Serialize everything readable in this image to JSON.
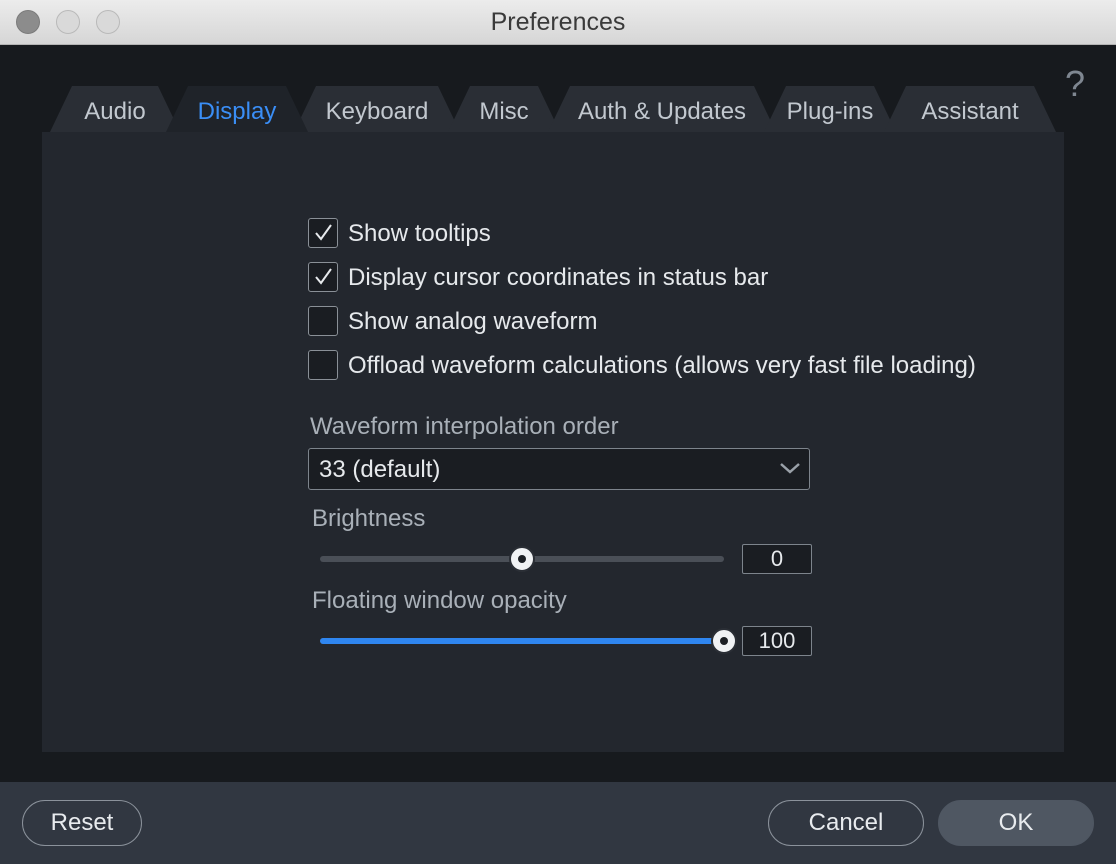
{
  "window": {
    "title": "Preferences"
  },
  "help": {
    "symbol": "?"
  },
  "tabs": [
    {
      "label": "Audio",
      "active": false
    },
    {
      "label": "Display",
      "active": true
    },
    {
      "label": "Keyboard",
      "active": false
    },
    {
      "label": "Misc",
      "active": false
    },
    {
      "label": "Auth & Updates",
      "active": false
    },
    {
      "label": "Plug-ins",
      "active": false
    },
    {
      "label": "Assistant",
      "active": false
    }
  ],
  "display": {
    "checkboxes": [
      {
        "label": "Show tooltips",
        "checked": true
      },
      {
        "label": "Display cursor coordinates in status bar",
        "checked": true
      },
      {
        "label": "Show analog waveform",
        "checked": false
      },
      {
        "label": "Offload waveform calculations (allows very fast file loading)",
        "checked": false
      }
    ],
    "interpolation": {
      "label": "Waveform interpolation order",
      "value": "33 (default)"
    },
    "brightness": {
      "label": "Brightness",
      "value": "0",
      "fraction": 0.5
    },
    "opacity": {
      "label": "Floating window opacity",
      "value": "100",
      "fraction": 1.0
    }
  },
  "footer": {
    "reset": "Reset",
    "cancel": "Cancel",
    "ok": "OK"
  },
  "colors": {
    "accent": "#3a8ef6",
    "panel": "#23272e",
    "footer": "#313741"
  }
}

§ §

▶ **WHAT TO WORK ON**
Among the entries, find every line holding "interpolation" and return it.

▶ **EXPECTED ANSWER**
    "interpolation": {
      "label": "Waveform interpolation order",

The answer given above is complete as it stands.